Organizations

Want to implement the 10 day real food challenge within your organization?

Here are tips for doing the Challenge within a group. If you’d like to brainstorm together, email us.

Schools

Pick a 10 day date range that doesn’t compete with holidays, breaks, or other major events.

Set aside time to launch the Challenge, close the Challenge, allow students to read the material each day, and accommodate special activities.

Show a film, such as Sugar Coated or Fed Up.

Eliminate sweetened beverages, including juice. Offer water or unflavored milk only.

Replace processed snacks on the premises with real food, like fruit.

Encourage students to choose whole foods from the lunch line, like fresh fruits and vegetables.

Create a kid-friendly real food cookbook with submissions from families.

Start a school garden.

Couple the Real Food Challenge with a real food fundraiser.

As a math problem, calculate the number of teaspoons of sugar in popular processed foods.

Visually display the sugar content of sweetened beverages and snacks.

Ask students to find examples of surprising foods that contain added sugar in their own homes. Have them report back what the food was and what added sugar ingredients and grams of sugar the item contains.

Make a spelling test out of the 56 names for sugar.

Take photos. Share with the IRN to be featured on this site.

Implement a red, yellow, and green color-coding system for foods offered for sale on site.

Make a rule that all food at classroom parties should be real food.

Challenge home economics, hospitality, or culinary arts classes to focus solely on real food during the event. Have students create real food snacks that can be sold for fundraising or create real food recipes and compile into a cookbook.

Substitute water for sports drinks at sporting events.

Kickstart a school food project, like getting a cafeteria salad bar through grant programs like the Chef Ann Foundation or surveying students about what real food snacks they’d like to see offered in the a la carte line and then giving that information to the district.

Colleges

Pick a 10 day date range that doesn’t compete with holidays, breaks, exams, or other major events.  Consider making it an annual event!
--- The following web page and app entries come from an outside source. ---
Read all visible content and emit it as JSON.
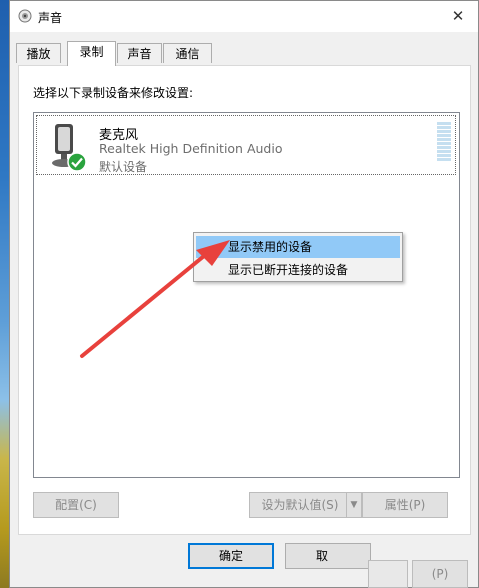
{
  "window": {
    "title": "声音",
    "close_glyph": "✕"
  },
  "tabs": [
    {
      "label": "播放"
    },
    {
      "label": "录制"
    },
    {
      "label": "声音"
    },
    {
      "label": "通信"
    }
  ],
  "recording": {
    "instruction": "选择以下录制设备来修改设置:",
    "device": {
      "name": "麦克风",
      "description": "Realtek High Definition Audio",
      "status": "默认设备"
    }
  },
  "context_menu": {
    "items": [
      {
        "label": "显示禁用的设备"
      },
      {
        "label": "显示已断开连接的设备"
      }
    ]
  },
  "buttons": {
    "configure": "配置(C)",
    "set_default": "设为默认值(S)",
    "properties": "属性(P)",
    "ok": "确定",
    "cancel_fragment": "取",
    "apply_fragment": "(P)"
  },
  "colors": {
    "accent": "#0078d7",
    "highlight": "#91c9f7",
    "arrow": "#e8413c",
    "check": "#2aa33e"
  },
  "icons": [
    "speaker-icon",
    "microphone-icon",
    "default-check-icon",
    "dropdown-arrow-icon",
    "close-icon"
  ]
}
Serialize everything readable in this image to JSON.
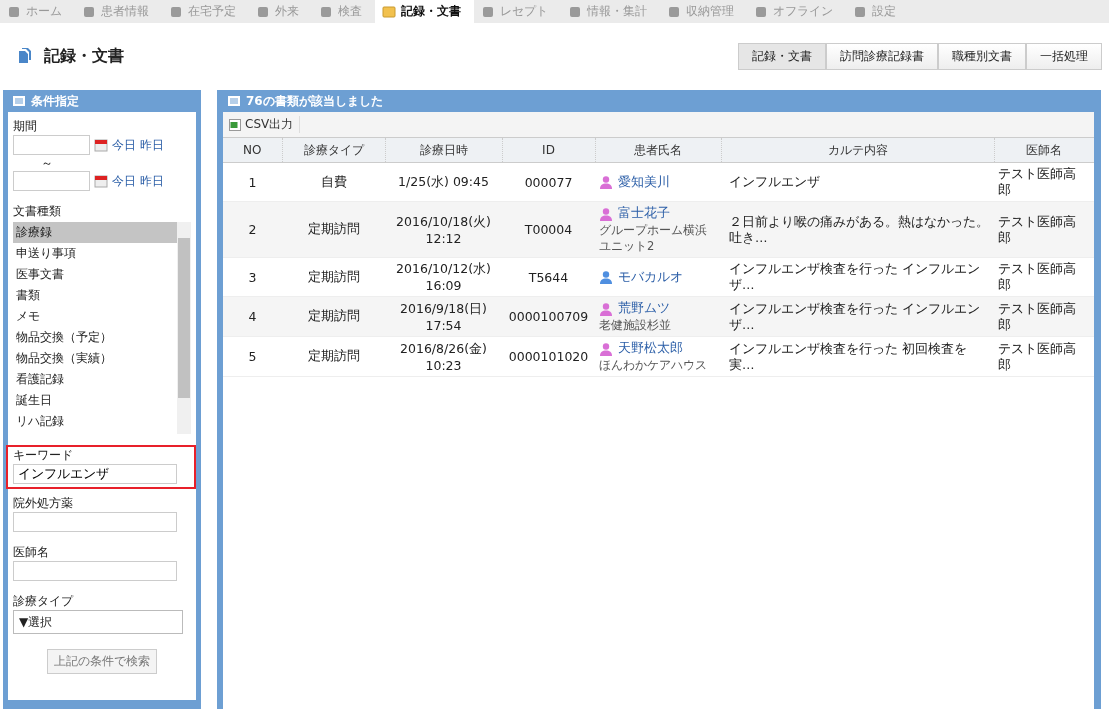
{
  "nav_tabs": [
    {
      "label": "ホーム",
      "selected": false
    },
    {
      "label": "患者情報",
      "selected": false
    },
    {
      "label": "在宅予定",
      "selected": false
    },
    {
      "label": "外来",
      "selected": false
    },
    {
      "label": "検査",
      "selected": false
    },
    {
      "label": "記録・文書",
      "selected": true
    },
    {
      "label": "レセプト",
      "selected": false
    },
    {
      "label": "情報・集計",
      "selected": false
    },
    {
      "label": "収納管理",
      "selected": false
    },
    {
      "label": "オフライン",
      "selected": false
    },
    {
      "label": "設定",
      "selected": false
    }
  ],
  "page_title": "記録・文書",
  "sub_tabs": [
    {
      "label": "記録・文書",
      "selected": true
    },
    {
      "label": "訪問診療記録書",
      "selected": false
    },
    {
      "label": "職種別文書",
      "selected": false
    },
    {
      "label": "一括処理",
      "selected": false
    }
  ],
  "filter_panel": {
    "title": "条件指定",
    "period_label": "期間",
    "date_ranges": [
      {
        "today": "今日",
        "yesterday": "昨日"
      },
      {
        "today": "今日",
        "yesterday": "昨日"
      }
    ],
    "range_sep": "～",
    "doc_type_label": "文書種類",
    "doc_types": [
      {
        "label": "診療録",
        "selected": true
      },
      {
        "label": "申送り事項",
        "selected": false
      },
      {
        "label": "医事文書",
        "selected": false
      },
      {
        "label": "書類",
        "selected": false
      },
      {
        "label": "メモ",
        "selected": false
      },
      {
        "label": "物品交換（予定）",
        "selected": false
      },
      {
        "label": "物品交換（実績）",
        "selected": false
      },
      {
        "label": "看護記録",
        "selected": false
      },
      {
        "label": "誕生日",
        "selected": false
      },
      {
        "label": "リハ記録",
        "selected": false
      }
    ],
    "keyword_label": "キーワード",
    "keyword_value": "インフルエンザ",
    "prescription_label": "院外処方薬",
    "doctor_label": "医師名",
    "type_label": "診療タイプ",
    "type_select": "▼選択",
    "search_button": "上記の条件で検索"
  },
  "results": {
    "title": "76の書類が該当しました",
    "csv_button": "CSV出力",
    "columns": [
      "NO",
      "診療タイプ",
      "診療日時",
      "ID",
      "患者氏名",
      "カルテ内容",
      "医師名"
    ],
    "rows": [
      {
        "no": "1",
        "type": "自費",
        "date": "1/25(水) 09:45",
        "id": "000077",
        "patient": "愛知美川",
        "color": "#d96fd6",
        "content": "インフルエンザ",
        "doctor": "テスト医師高郎"
      },
      {
        "no": "2",
        "type": "定期訪問",
        "date": "2016/10/18(火) 12:12",
        "id": "T00004",
        "patient": "富士花子",
        "facility": "グループホーム横浜ユニット2",
        "color": "#d96fd6",
        "content": "２日前より喉の痛みがある。熱はなかった。吐き…",
        "doctor": "テスト医師高郎"
      },
      {
        "no": "3",
        "type": "定期訪問",
        "date": "2016/10/12(水) 16:09",
        "id": "T5644",
        "patient": "モバカルオ",
        "color": "#4f8fe0",
        "content": "インフルエンザ検査を行った インフルエンザ…",
        "doctor": "テスト医師高郎"
      },
      {
        "no": "4",
        "type": "定期訪問",
        "date": "2016/9/18(日) 17:54",
        "id": "0000100709",
        "patient": "荒野ムツ",
        "facility": "老健施設杉並",
        "color": "#d96fd6",
        "content": "インフルエンザ検査を行った インフルエンザ…",
        "doctor": "テスト医師高郎"
      },
      {
        "no": "5",
        "type": "定期訪問",
        "date": "2016/8/26(金) 10:23",
        "id": "0000101020",
        "patient": "天野松太郎",
        "facility": "ほんわかケアハウス",
        "color": "#d96fd6",
        "content": "インフルエンザ検査を行った 初回検査を実…",
        "doctor": "テスト医師高郎"
      }
    ]
  }
}
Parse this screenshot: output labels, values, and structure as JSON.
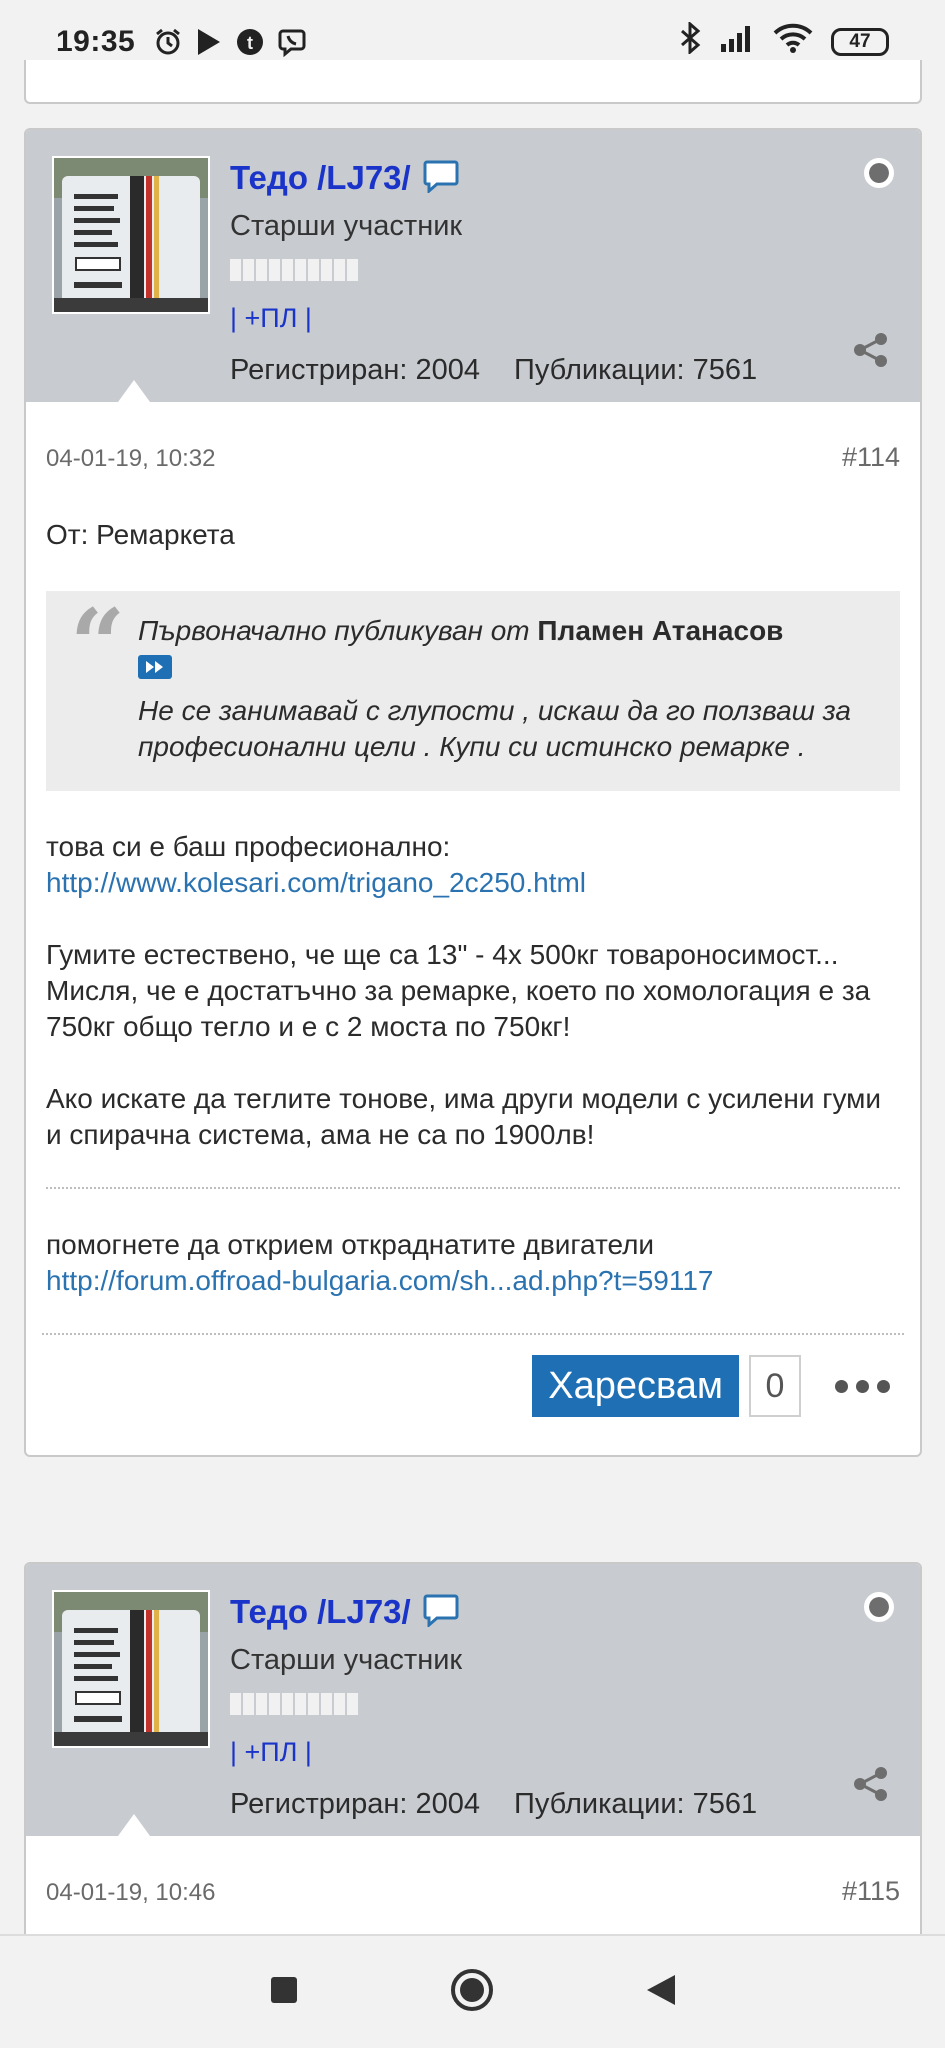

Highlight real food options at campus eateries and dining halls. Ask each establishment if you can post a list of best choices for participants in the Real Food Challenge.

Invite professors of nutrition or public health to present a lecture or participate in a panel discussion about the benefits of real food.

Enlist members of nutrition, dietetics, public health, or gardening student organizations to host a real food fair. Station volunteers at a variety of tables each with a different project or brief lesson about real food.

Show a film, such as Sugar Coated or Fed Up.

Hold a real food cook-off or potluck.

Host a cooking demo with dorm-friendly techniques.

Establish a weekly farmers’ market on your campus, if there isn’t one already.

Take photos. Share on Instagram, Facebook, or Twitter with #EatRealFood.

Create a campus real food cookbook.

Health care

Health care campuses should be conducive to attaining and maintaining good health. That means that not only should healthy options be available, they should be the norm.

Pick a 10 day date range that doesn’t compete with holidays, breaks, peak vacation times, or other events.  Consider making it a quarterly, semi-annual, or annual event.

Take stock. How many vending machines sell processed food and beverages? What can be done about it?

Show a film, such as Sugar Coated or Fed Up.

Incentivize healthy choices for the cafeteria’s #1 customer: employees.

Promote real food choices above processed food choices in retail settings with sales, product placement, and advertising.

Provide cooking lessons to clinicians and staff.

Prescribe real food and cooking classes to patients.

Develop educational handouts for patients about the benefits of real food. Start sharing them from clinics and before hospital discharges.

Consult your own resident expert. Have one of your own clinicians who is knowledgeable about the benefits of real food do a talk.

Start a journal club that discusses the latest research in nutrition.

Establish a weekly farmers’ market on the medical campus, if there isn’t one already.

Corporations

Pick a 10 day date range that doesn’t compete with holidays, breaks, peak vacation times, or major deadlines.  Consider making it a quarterly, semi-annual, or annual event.

Set aside time to launch the Challenge, close the Challenge, allow participants to read the material each day, and accommodate special activities.

Show a film, such as Sugar Coated or Fed Up.

Give away real food prizes, like a CSA membership.

Hold a real food cook-off or potluck.

Improve the food environment of your organization to be consistent with the Real Food Challenge. Involve everyone in the process.

Eliminate sweetened beverages. Offer water, unsweetened tea, unsweetened coffee, or milk instead.

Replace processed snacks with real food, like nuts and fresh fruit.

Create an organization-wide real food cookbook with submissions from your team.

Plant a garden on site.

Couple the Real Food Challenge with a real food drive for charity.

Take photos. Share on Instagram, Facebook, or Twitter with #EatRealFood.

Implement a red, yellow, and green color-coding system for foods offered on site.

Make a rule that all food at office parties should be real food.

Create an inspiring real food library with cookbooks and books about food and health that can be borrowed.

Establish a weekly farmers’ market at your corporate park, if there isn’t one already.